    Researchers in this study want to find out more about retinoblastoma and how it develops. To do that, they will collect skin OR blood samples from children with a family history of retinoblastoma. These cells will be used to grow special stem cells, also known as iPSCs (induced pluripotent stem cells), that also have the RB1 mutation. Researchers will study these stem cells to see how they operate and how they might develop into retinoblastoma.

    Purpose of this clinical trial

    The main purpose of the trial is to learn more about retinoblastoma and how it develops.

    Eligibility overview

    Family history of retinoblastoma with one of the following:

    • RB1  mutation OR
    • Diagnosis of bilateral retinoblastoma OR
    • Diagnosis of unilateral retinoblastoma with RB1 mutation or MYCN amplification
  3. RETCELL Quick View
    Sponsors St. Jude Children's Research Hospital
    ClinicalTrials.gov identifier NCT02193724
    Trial start date October 2014
    Estimated enrollment 20
    Study type Observational
    Conditions Retinoblastoma
    Ages All ages
    Principal investigator Rachel Brennan, MD
    Study Sites St. Jude Children’s Research Hospital
    For a consultation or to discuss RETCELL St. Jude Physician/Patient Referral Office
    1-888-226-4343
    referralinfo@stjude.org

Contact

Rachel Brennan, MD

St. Jude Children’s Research Hospital
262 Danny Thomas Place
Memphis, TN 38105  USA
Voice: 1-888-226-4343 or 901-595-4055
24-Hour Emergency Access Pager: 1-800-349-4334
Email: referralinfo@stjude.org

The above information is intended to provide only a basic description about a research protocol that may be currently active at St. Jude.

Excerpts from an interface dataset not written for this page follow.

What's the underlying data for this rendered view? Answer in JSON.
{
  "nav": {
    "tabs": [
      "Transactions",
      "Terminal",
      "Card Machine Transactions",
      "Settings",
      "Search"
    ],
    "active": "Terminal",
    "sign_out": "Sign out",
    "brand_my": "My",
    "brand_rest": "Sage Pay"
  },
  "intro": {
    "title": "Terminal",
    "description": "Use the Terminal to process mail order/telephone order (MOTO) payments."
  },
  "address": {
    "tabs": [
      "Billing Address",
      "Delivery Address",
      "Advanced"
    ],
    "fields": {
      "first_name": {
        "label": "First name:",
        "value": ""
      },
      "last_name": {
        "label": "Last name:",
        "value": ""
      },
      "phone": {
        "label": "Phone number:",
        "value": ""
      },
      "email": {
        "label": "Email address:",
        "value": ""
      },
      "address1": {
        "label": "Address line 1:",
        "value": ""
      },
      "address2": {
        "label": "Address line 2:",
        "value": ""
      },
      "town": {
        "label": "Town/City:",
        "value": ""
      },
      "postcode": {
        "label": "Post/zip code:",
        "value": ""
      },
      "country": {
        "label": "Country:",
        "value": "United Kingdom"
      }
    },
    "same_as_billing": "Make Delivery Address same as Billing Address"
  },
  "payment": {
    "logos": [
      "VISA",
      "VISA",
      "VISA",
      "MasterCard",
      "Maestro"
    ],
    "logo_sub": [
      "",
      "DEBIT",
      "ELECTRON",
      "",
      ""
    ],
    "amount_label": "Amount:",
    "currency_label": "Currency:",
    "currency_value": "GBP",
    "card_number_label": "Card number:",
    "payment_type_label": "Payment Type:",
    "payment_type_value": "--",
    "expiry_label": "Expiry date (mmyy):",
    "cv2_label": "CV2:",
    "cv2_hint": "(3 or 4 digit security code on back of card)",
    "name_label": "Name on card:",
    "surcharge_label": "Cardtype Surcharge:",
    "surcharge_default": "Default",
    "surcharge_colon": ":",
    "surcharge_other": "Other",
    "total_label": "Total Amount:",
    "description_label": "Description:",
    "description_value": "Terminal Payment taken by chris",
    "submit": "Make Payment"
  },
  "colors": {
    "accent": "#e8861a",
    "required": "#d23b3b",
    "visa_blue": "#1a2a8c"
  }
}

The details made available here may not be the most up-to-date information on protocols used by St. Jude. To receive full details about a protocol and its status and or use at St. Jude, a physician must contact St. Jude directly.